|International Classification||A61K8/37, A61K8/34, A61K8/86, A61Q19/10, A61Q5/02, A61K8/04, C11D1/825, C11D17/00, A61K8/39, A61K8/00, C11D1/74, C11D1/06, C11D1/72, C11D3/20|
|Cooperative Classification||Y10S516/06, Y10S514/937, C11D1/72, A61K8/39, A61K8/375, A61Q5/02, C11D1/825, A61Q19/10, C11D3/0089, C11D3/2093, C11D1/06, C11D1/74|
|European Classification||C11D1/825, A61K8/37C, A61Q5/02, A61K8/39, C11D3/20F, C11D1/72, A61Q19/10, C11D3/00B18|
|Jun 9, 1993||AS||Assignment|
Owner name: HOECHST AG
Free format text: ASSIGNMENT OF ASSIGNORS INTEREST;ASSIGNORS:RENG, ALWIN;SKRYPZAK, WERNER;KUNZ, WALTER;REEL/FRAME:006592/0971
Effective date: 19930519
|Oct 27, 1998||REMI||Maintenance fee reminder mailed|
|Apr 4, 1999||LAPS||Lapse for failure to pay maintenance fees|

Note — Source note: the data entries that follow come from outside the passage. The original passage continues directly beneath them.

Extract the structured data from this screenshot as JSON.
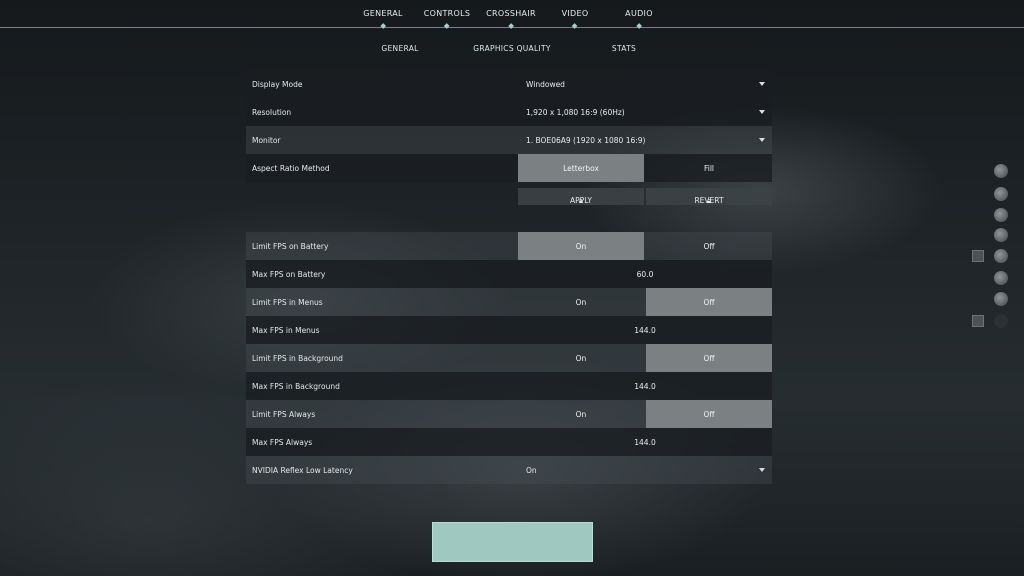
{
  "top_tabs": [
    "GENERAL",
    "CONTROLS",
    "CROSSHAIR",
    "VIDEO",
    "AUDIO"
  ],
  "sub_tabs": [
    "GENERAL",
    "GRAPHICS QUALITY",
    "STATS"
  ],
  "settings": {
    "display_mode": {
      "label": "Display Mode",
      "value": "Windowed"
    },
    "resolution": {
      "label": "Resolution",
      "value": "1,920 x 1,080 16:9 (60Hz)"
    },
    "monitor": {
      "label": "Monitor",
      "value": "1. BOE06A9 (1920 x 1080 16:9)"
    },
    "aspect_ratio": {
      "label": "Aspect Ratio Method",
      "option_a": "Letterbox",
      "option_b": "Fill",
      "selected": "Letterbox"
    },
    "apply_label": "APPLY",
    "revert_label": "REVERT",
    "limit_fps_battery": {
      "label": "Limit FPS on Battery",
      "option_a": "On",
      "option_b": "Off",
      "selected": "On"
    },
    "max_fps_battery": {
      "label": "Max FPS on Battery",
      "value": "60.0"
    },
    "limit_fps_menus": {
      "label": "Limit FPS in Menus",
      "option_a": "On",
      "option_b": "Off",
      "selected": "Off"
    },
    "max_fps_menus": {
      "label": "Max FPS in Menus",
      "value": "144.0"
    },
    "limit_fps_background": {
      "label": "Limit FPS in Background",
      "option_a": "On",
      "option_b": "Off",
      "selected": "Off"
    },
    "max_fps_background": {
      "label": "Max FPS in Background",
      "value": "144.0"
    },
    "limit_fps_always": {
      "label": "Limit FPS Always",
      "option_a": "On",
      "option_b": "Off",
      "selected": "Off"
    },
    "max_fps_always": {
      "label": "Max FPS Always",
      "value": "144.0"
    },
    "nvidia_reflex": {
      "label": "NVIDIA Reflex Low Latency",
      "value": "On"
    }
  },
  "colors": {
    "accent": "#9fc8c0",
    "active_segment": "#7b8083"
  }
}
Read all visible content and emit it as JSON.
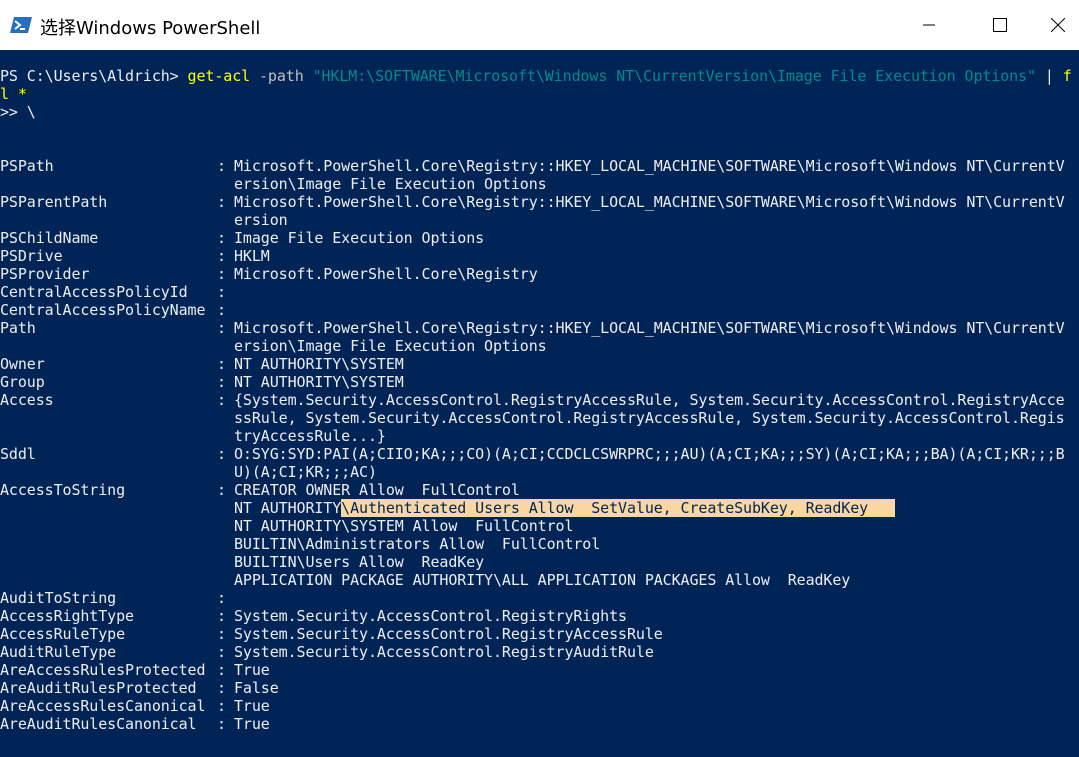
{
  "window": {
    "title": "选择Windows PowerShell",
    "icon": "powershell-icon",
    "controls": [
      "minimize-icon",
      "maximize-icon",
      "close-icon"
    ]
  },
  "colors": {
    "console_bg": "#012456",
    "text": "#eeedf0",
    "command": "#ffff00",
    "parameter": "#c0c0c0",
    "string": "#008b8b",
    "selection": "#fad7a0"
  },
  "command": {
    "prompt": "PS C:\\Users\\Aldrich> ",
    "cmdlet": "get-acl",
    "param": " -path ",
    "path_string": "\"HKLM:\\SOFTWARE\\Microsoft\\Windows NT\\CurrentVersion\\Image File Execution Options\"",
    "pipe": " | ",
    "overflow": "f",
    "line2": "l *",
    "line3": ">> \\"
  },
  "properties": [
    {
      "name": "PSPath",
      "lines": [
        "Microsoft.PowerShell.Core\\Registry::HKEY_LOCAL_MACHINE\\SOFTWARE\\Microsoft\\Windows NT\\CurrentV",
        "ersion\\Image File Execution Options"
      ]
    },
    {
      "name": "PSParentPath",
      "lines": [
        "Microsoft.PowerShell.Core\\Registry::HKEY_LOCAL_MACHINE\\SOFTWARE\\Microsoft\\Windows NT\\CurrentV",
        "ersion"
      ]
    },
    {
      "name": "PSChildName",
      "lines": [
        "Image File Execution Options"
      ]
    },
    {
      "name": "PSDrive",
      "lines": [
        "HKLM"
      ]
    },
    {
      "name": "PSProvider",
      "lines": [
        "Microsoft.PowerShell.Core\\Registry"
      ]
    },
    {
      "name": "CentralAccessPolicyId",
      "lines": [
        ""
      ]
    },
    {
      "name": "CentralAccessPolicyName",
      "lines": [
        ""
      ]
    },
    {
      "name": "Path",
      "lines": [
        "Microsoft.PowerShell.Core\\Registry::HKEY_LOCAL_MACHINE\\SOFTWARE\\Microsoft\\Windows NT\\CurrentV",
        "ersion\\Image File Execution Options"
      ]
    },
    {
      "name": "Owner",
      "lines": [
        "NT AUTHORITY\\SYSTEM"
      ]
    },
    {
      "name": "Group",
      "lines": [
        "NT AUTHORITY\\SYSTEM"
      ]
    },
    {
      "name": "Access",
      "lines": [
        "{System.Security.AccessControl.RegistryAccessRule, System.Security.AccessControl.RegistryAcce",
        "ssRule, System.Security.AccessControl.RegistryAccessRule, System.Security.AccessControl.Regis",
        "tryAccessRule...}"
      ]
    },
    {
      "name": "Sddl",
      "lines": [
        "O:SYG:SYD:PAI(A;CIIO;KA;;;CO)(A;CI;CCDCLCSWRPRC;;;AU)(A;CI;KA;;;SY)(A;CI;KA;;;BA)(A;CI;KR;;;B",
        "U)(A;CI;KR;;;AC)"
      ]
    },
    {
      "name": "AccessToString",
      "lines": [
        "CREATOR OWNER Allow  FullControl",
        "NT AUTHORITY",
        "NT AUTHORITY\\SYSTEM Allow  FullControl",
        "BUILTIN\\Administrators Allow  FullControl",
        "BUILTIN\\Users Allow  ReadKey",
        "APPLICATION PACKAGE AUTHORITY\\ALL APPLICATION PACKAGES Allow  ReadKey"
      ]
    },
    {
      "name": "AuditToString",
      "lines": [
        ""
      ]
    },
    {
      "name": "AccessRightType",
      "lines": [
        "System.Security.AccessControl.RegistryRights"
      ]
    },
    {
      "name": "AccessRuleType",
      "lines": [
        "System.Security.AccessControl.RegistryAccessRule"
      ]
    },
    {
      "name": "AuditRuleType",
      "lines": [
        "System.Security.AccessControl.RegistryAuditRule"
      ]
    },
    {
      "name": "AreAccessRulesProtected",
      "lines": [
        "True"
      ]
    },
    {
      "name": "AreAuditRulesProtected",
      "lines": [
        "False"
      ]
    },
    {
      "name": "AreAccessRulesCanonical",
      "lines": [
        "True"
      ]
    },
    {
      "name": "AreAuditRulesCanonical",
      "lines": [
        "True"
      ]
    }
  ],
  "selection": {
    "text": "\\Authenticated Users Allow  SetValue, CreateSubKey, ReadKey   "
  },
  "separator": ":"
}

|Jun 15, 1999||FP||Expired due to failure to pay maintenance fee|
Effective date: 19990404